It was two weeks after I had my biopsy that my mom got the phone call from my trainer saying Joe was still for sale. He wanted us to go see him on that Sunday. I was more than ready to go meet Joe. By Sunday, we all were on I-84 headed to a barn in NY to meet him. This was the first horse I had ever looked at and I had no idea what to expect.
As soon as I walked through the door and saw Joe on the cross ties I knew he was the horse for me. My trainer still talks about the look on my face when I saw him. I watched another girl ride him and show me what he does, and then it was my turn. I hadn’t ridden in over a month and was definitely out of shape. We must have looked hilarious to everyone when I was trying to figure out how to get him to move. We were swerving everywhere and he refused to trot. I was handed a crop to use but I had never used one in my life. After getting a pep talk from my trainer and taking several deep breaths to calm my nerves he started to trot. After I got off, I walked him around the ring and he followed me as if we were playing follow the leader. A week later he was in the trailer and heading to his new home.
Joe is currently residing at his permanent home at the barn where I ride. He goes by several names that include Joe, Joseph, and occasionally we call him DiMaggio, which is his show name. Yes that’s right his full name is Joe DiMaggio and, no, he doesn’t play baseball. He is loved by everyone and is always teaching me something. I am finally able to get him to canter which is by far my favorite thing to do with him. Sometimes it takes us a few times to get it started but we eventually get it. It’s like being on a rocking horse; the only major difference is that the fall from Joe is a lot higher than your average toy. If we aren’t in the ring you can find us on the road walking or on the grass. Joe has fully embraced our groom and graze days.

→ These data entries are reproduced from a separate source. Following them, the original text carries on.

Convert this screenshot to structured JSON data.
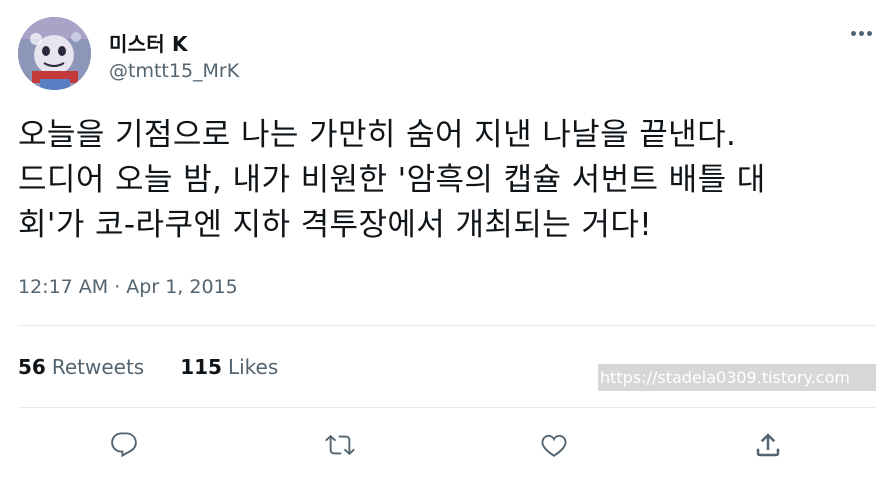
{
  "user": {
    "display_name": "미스터 K",
    "handle": "@tmtt15_MrK",
    "avatar_icon": "cartoon-avatar"
  },
  "tweet": {
    "text_lines": [
      "오늘을 기점으로 나는 가만히 숨어 지낸 나날을 끝낸다.",
      "드디어 오늘 밤, 내가 비원한 '암흑의 캡슐 서번트 배틀 대",
      "회'가 코-라쿠엔 지하 격투장에서 개최되는 거다!"
    ],
    "timestamp": "12:17 AM · Apr 1, 2015"
  },
  "stats": {
    "retweets_count": "56",
    "retweets_label": "Retweets",
    "likes_count": "115",
    "likes_label": "Likes"
  },
  "watermark": "https://stadela0309.tistory.com",
  "actions": {
    "reply_icon": "reply-icon",
    "retweet_icon": "retweet-icon",
    "like_icon": "heart-icon",
    "share_icon": "share-icon",
    "more_icon": "more-icon"
  },
  "colors": {
    "text": "#0f1419",
    "secondary": "#536471",
    "divider": "#e6ebee"
  }
}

My barn family consists of a large group of people who come from all walks of life. If it weren’t for riding, I would have never found the tumor behind my knee or would have never become a part of this extended family. These are people who have stood by my side through think and thin, hair and no hair, and on days when I would go to the barn looking white as a ghost. They would let me groom horses when I could and watch lessons. Plus they threw me an awesome surprise party the day we got Joe. What’s better than having a BBQ with your extended barn family?

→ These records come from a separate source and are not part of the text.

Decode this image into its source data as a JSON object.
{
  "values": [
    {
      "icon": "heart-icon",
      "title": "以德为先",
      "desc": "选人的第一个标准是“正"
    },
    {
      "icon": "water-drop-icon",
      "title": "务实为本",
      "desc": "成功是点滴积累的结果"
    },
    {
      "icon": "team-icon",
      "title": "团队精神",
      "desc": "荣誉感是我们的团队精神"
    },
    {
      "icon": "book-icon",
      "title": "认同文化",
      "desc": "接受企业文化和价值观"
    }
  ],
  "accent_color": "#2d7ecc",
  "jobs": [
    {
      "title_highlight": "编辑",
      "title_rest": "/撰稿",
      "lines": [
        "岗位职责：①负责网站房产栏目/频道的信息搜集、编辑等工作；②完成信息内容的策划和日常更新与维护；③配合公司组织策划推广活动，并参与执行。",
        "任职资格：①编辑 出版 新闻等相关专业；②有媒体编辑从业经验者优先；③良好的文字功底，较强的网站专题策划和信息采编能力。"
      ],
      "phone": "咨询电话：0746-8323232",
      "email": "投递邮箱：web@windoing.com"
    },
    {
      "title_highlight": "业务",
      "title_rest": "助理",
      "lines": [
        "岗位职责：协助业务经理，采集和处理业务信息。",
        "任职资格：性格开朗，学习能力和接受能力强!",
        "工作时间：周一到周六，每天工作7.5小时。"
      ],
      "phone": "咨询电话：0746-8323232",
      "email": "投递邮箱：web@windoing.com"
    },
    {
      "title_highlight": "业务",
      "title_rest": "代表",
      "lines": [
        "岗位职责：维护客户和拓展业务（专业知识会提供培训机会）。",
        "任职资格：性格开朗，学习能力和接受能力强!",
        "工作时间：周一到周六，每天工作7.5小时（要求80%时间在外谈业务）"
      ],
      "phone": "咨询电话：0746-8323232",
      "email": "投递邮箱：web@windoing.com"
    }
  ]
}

Riding is a huge part of my life and it helps me feel normal. When I walk into the barn, I don’t have to deal with doctors, tests, scans, or anything related to a medical world. I can enjoy my horse and the people who surround us. Everyone understands my sarcastic humor and they all have to put up with it on a daily basis. As soon as I walk in the barn and yell Joe he quickly pops his head out of his stall. I like to think that he knows who I am, the girl with the crazy curly hair. However, I am pretty sure he does that for anyone who is within walking distance thinking they will give him food or treats. In the words of a friend in NY, “courage, strength, and loyalty are all taught from the heart of a horse."